## Records to use
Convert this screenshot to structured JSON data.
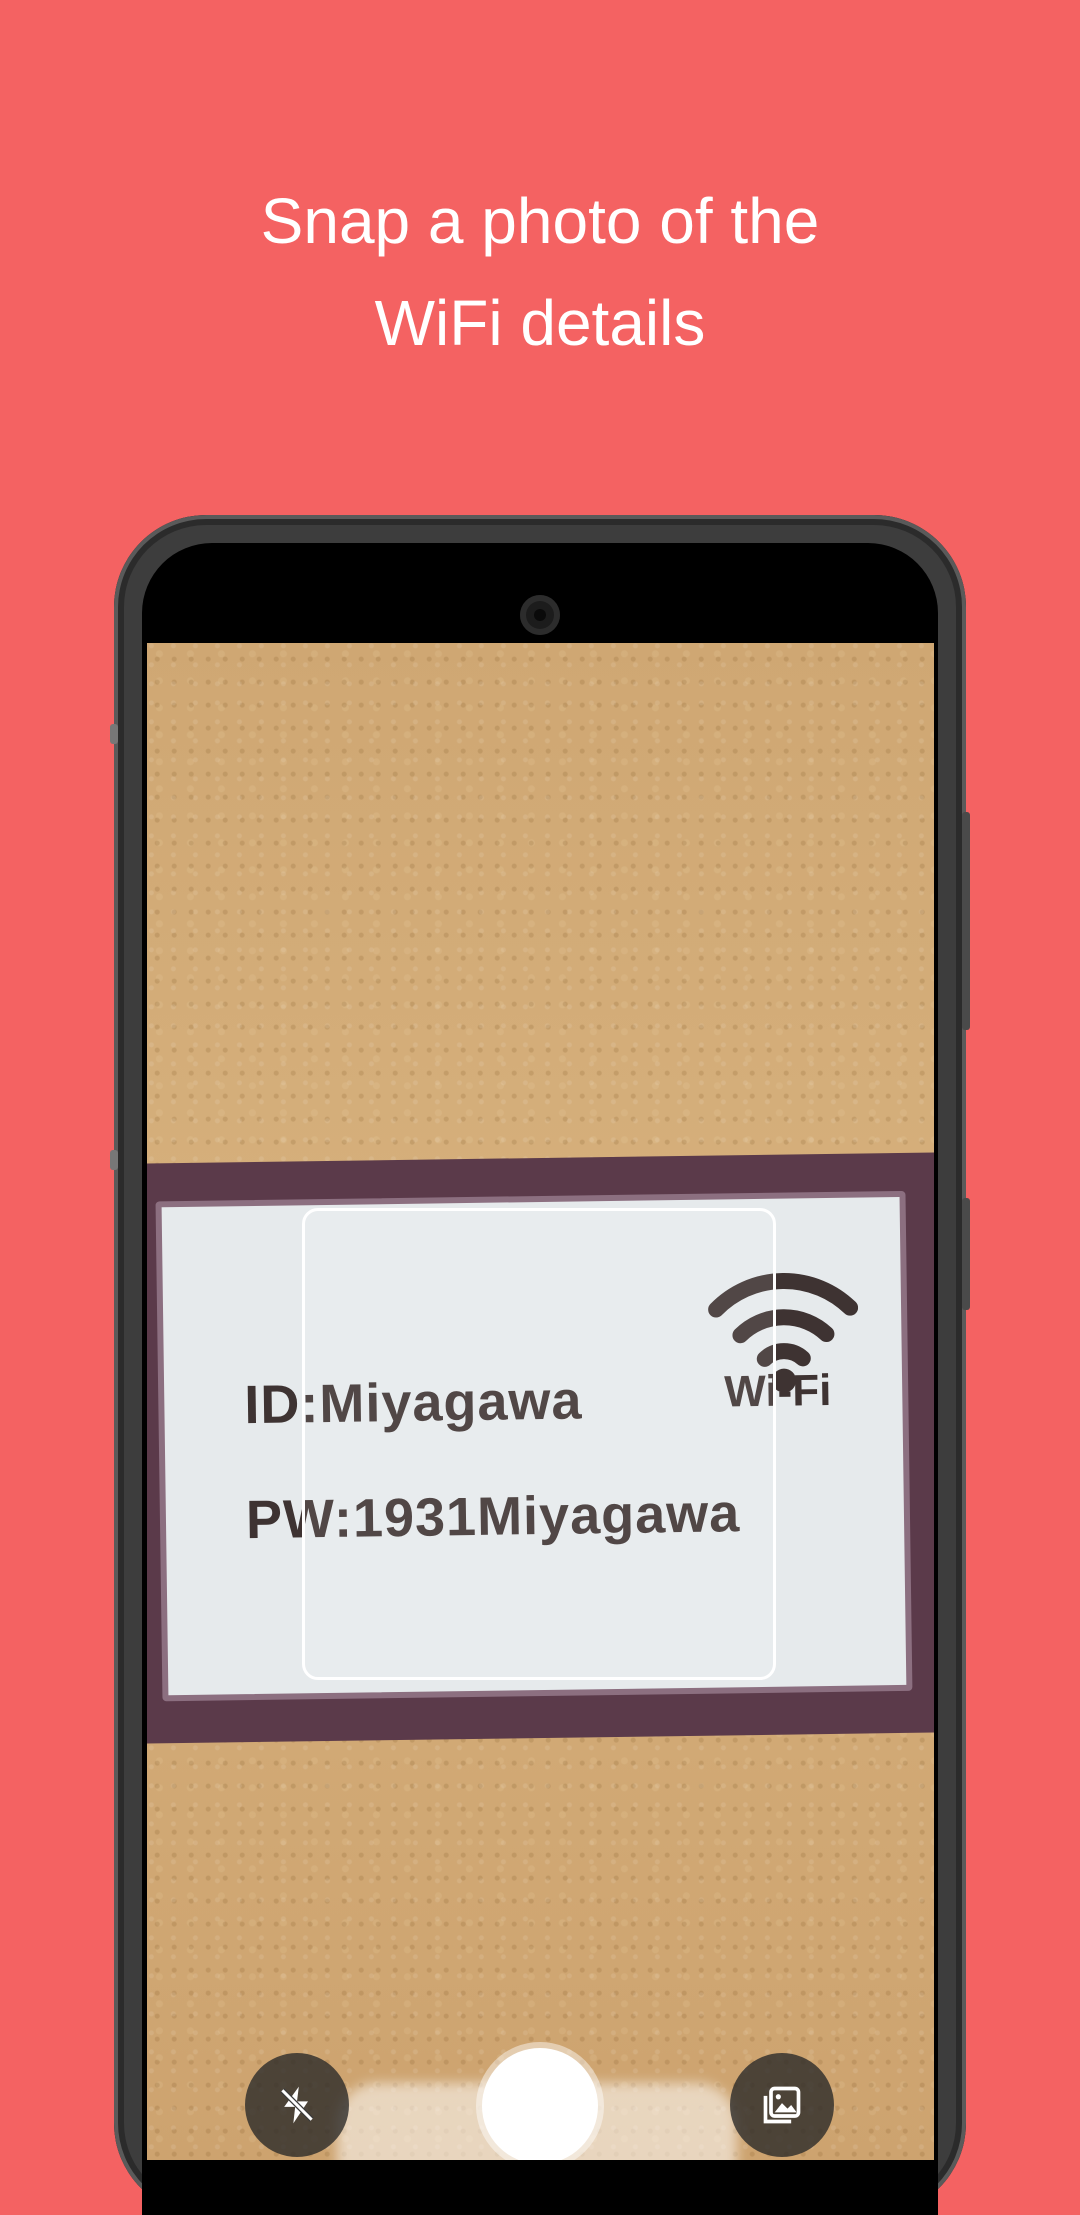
{
  "headline": {
    "line1": "Snap a photo of the",
    "line2": "WiFi details"
  },
  "sign": {
    "id_text": "ID:Miyagawa",
    "pw_text": "PW:1931Miyagawa",
    "wifi_label": "Wi-Fi"
  },
  "controls": {
    "flash_icon": "flash-off-icon",
    "gallery_icon": "gallery-icon",
    "shutter": "shutter-button"
  },
  "colors": {
    "background": "#F46262",
    "headline_text": "#FFFFFF"
  }
}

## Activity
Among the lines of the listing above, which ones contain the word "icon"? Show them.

## Result for this exercise
    "flash_icon": "flash-off-icon",
    "gallery_icon": "gallery-icon",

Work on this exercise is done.